What to produce: Scan the entries for the word "author". Every line that has it should be copied.
─── Task input ───
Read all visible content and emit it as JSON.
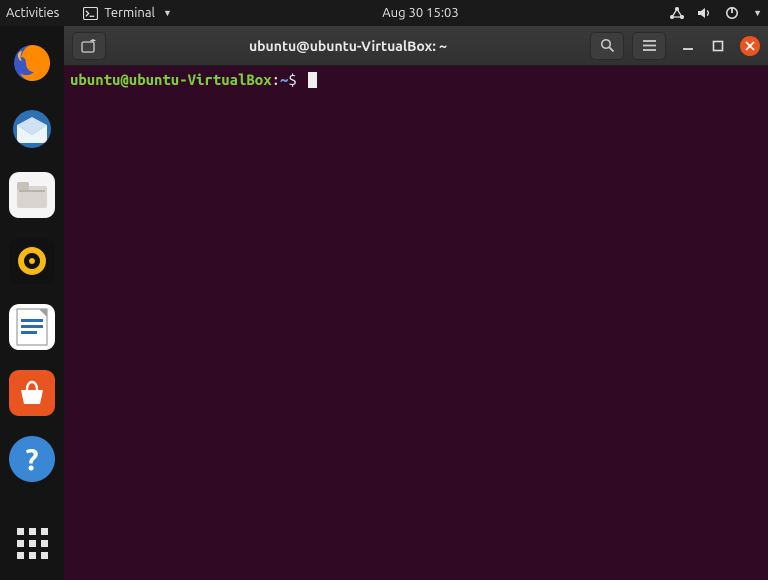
{
  "top_panel": {
    "activities": "Activities",
    "app_menu_label": "Terminal",
    "clock": "Aug 30  15:03"
  },
  "dock": {
    "items": [
      {
        "name": "firefox"
      },
      {
        "name": "thunderbird"
      },
      {
        "name": "files"
      },
      {
        "name": "rhythmbox"
      },
      {
        "name": "libreoffice-writer"
      },
      {
        "name": "ubuntu-software"
      },
      {
        "name": "help"
      }
    ],
    "show_apps_label": "Show Applications"
  },
  "terminal": {
    "window_title": "ubuntu@ubuntu-VirtualBox: ~",
    "prompt_userhost": "ubuntu@ubuntu-VirtualBox",
    "prompt_path": "~",
    "prompt_symbol": "$",
    "command": ""
  }
}
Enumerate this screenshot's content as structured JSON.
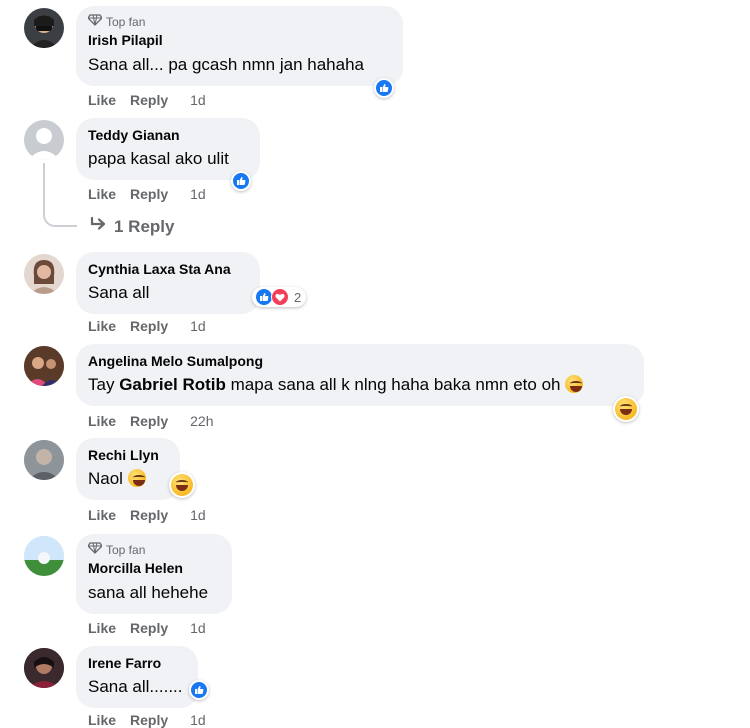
{
  "comments": [
    {
      "badge": "Top fan",
      "author": "Irish Pilapil",
      "text": "Sana all... pa gcash nmn jan hahaha",
      "like": "Like",
      "reply": "Reply",
      "time": "1d"
    },
    {
      "author": "Teddy Gianan",
      "text": "papa kasal ako ulit",
      "like": "Like",
      "reply": "Reply",
      "time": "1d",
      "replies_link": "1 Reply"
    },
    {
      "author": "Cynthia Laxa Sta Ana",
      "text": "Sana all",
      "like": "Like",
      "reply": "Reply",
      "time": "1d",
      "reaction_count": "2"
    },
    {
      "author": "Angelina Melo Sumalpong",
      "mention": "Gabriel Rotib",
      "text_before": "Tay ",
      "text_after": " mapa sana all k nlng haha baka nmn eto oh",
      "like": "Like",
      "reply": "Reply",
      "time": "22h"
    },
    {
      "author": "Rechi Llyn",
      "text": "Naol",
      "like": "Like",
      "reply": "Reply",
      "time": "1d"
    },
    {
      "badge": "Top fan",
      "author": "Morcilla Helen",
      "text": "sana all hehehe",
      "like": "Like",
      "reply": "Reply",
      "time": "1d"
    },
    {
      "author": "Irene Farro",
      "text": "Sana all.......",
      "like": "Like",
      "reply": "Reply",
      "time": "1d"
    }
  ],
  "colors": {
    "like_blue": "#1877f2",
    "love_red": "#f33e58",
    "bubble": "#f0f2f5",
    "meta_gray": "#65676b"
  },
  "icons": [
    "top-fan-diamond-icon",
    "like-reaction-icon",
    "love-reaction-icon",
    "haha-emoji-icon",
    "reply-arrow-icon"
  ]
}
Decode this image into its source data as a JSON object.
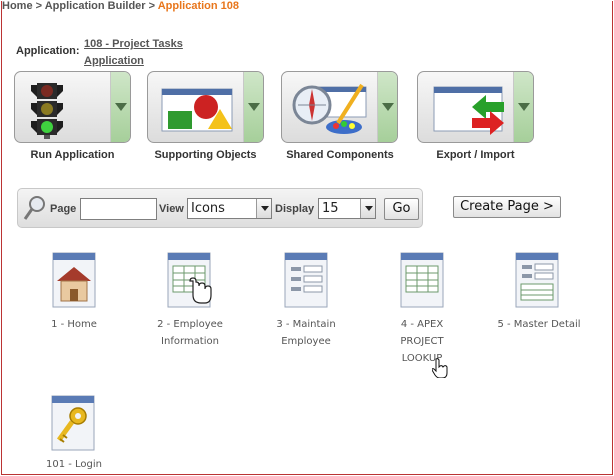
{
  "breadcrumb": {
    "home": "Home",
    "sep1": ">",
    "builder": "Application Builder",
    "sep2": ">",
    "current": "Application 108"
  },
  "application": {
    "label": "Application:",
    "name_line1": "108 - Project Tasks",
    "name_line2": "Application"
  },
  "actions": [
    {
      "label": "Run Application",
      "icon": "traffic-light-icon"
    },
    {
      "label": "Supporting Objects",
      "icon": "shapes-icon"
    },
    {
      "label": "Shared Components",
      "icon": "compass-palette-icon"
    },
    {
      "label": "Export / Import",
      "icon": "export-import-arrows-icon"
    }
  ],
  "filter": {
    "page_label": "Page",
    "page_value": "",
    "view_label": "View",
    "view_value": "Icons",
    "display_label": "Display",
    "display_value": "15",
    "go_label": "Go"
  },
  "create_page_label": "Create Page >",
  "pages": [
    {
      "line1": "1 - Home",
      "line2": "",
      "line3": "",
      "icon": "home-page-icon"
    },
    {
      "line1": "2 - Employee",
      "line2": "Information",
      "line3": "",
      "icon": "report-page-icon"
    },
    {
      "line1": "3 - Maintain",
      "line2": "Employee",
      "line3": "",
      "icon": "form-page-icon"
    },
    {
      "line1": "4 - APEX",
      "line2": "PROJECT",
      "line3": "LOOKUP",
      "icon": "report-page-icon"
    },
    {
      "line1": "5 - Master Detail",
      "line2": "",
      "line3": "",
      "icon": "form-page-icon"
    },
    {
      "line1": "101 - Login",
      "line2": "",
      "line3": "",
      "icon": "login-page-icon"
    }
  ],
  "colors": {
    "accent": "#e8761c",
    "button_arrow_zone": "#a6cf9a"
  }
}
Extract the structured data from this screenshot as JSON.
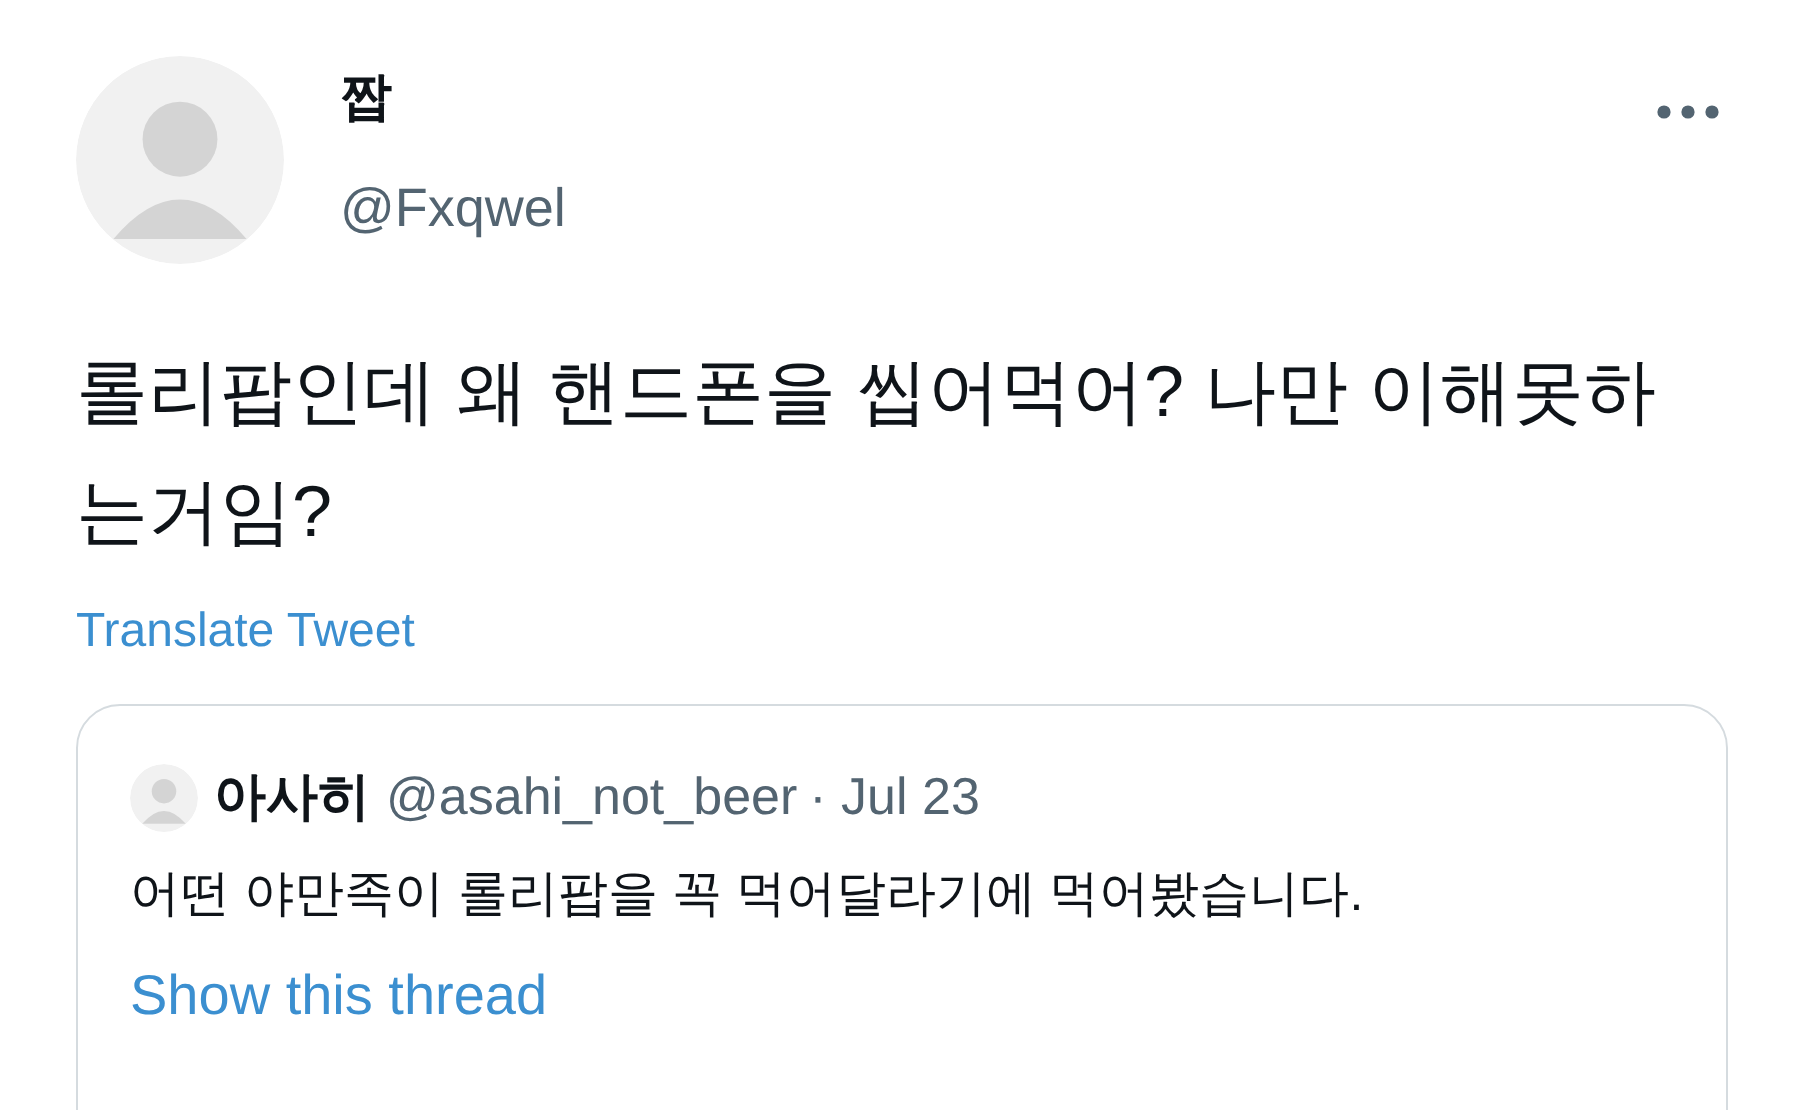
{
  "tweet": {
    "author": {
      "name": "짭",
      "handle": "@Fxqwel"
    },
    "text": "롤리팝인데 왜 핸드폰을 씹어먹어? 나만 이해못하는거임?",
    "translate_link": "Translate Tweet",
    "quoted_tweet": {
      "author": {
        "name": "아사히",
        "handle": "@asahi_not_beer"
      },
      "date": "· Jul 23",
      "text": "어떤 야만족이 롤리팝을 꼭 먹어달라기에 먹어봤습니다.",
      "thread_link": "Show this thread"
    }
  }
}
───
Answer box:
      "author": "Irish Pilapil",
      "author": "Teddy Gianan",
      "author": "Cynthia Laxa Sta Ana",
      "author": "Angelina Melo Sumalpong",
      "author": "Rechi Llyn",
      "author": "Morcilla Helen",
      "author": "Irene Farro",
    "author": {
      "author": {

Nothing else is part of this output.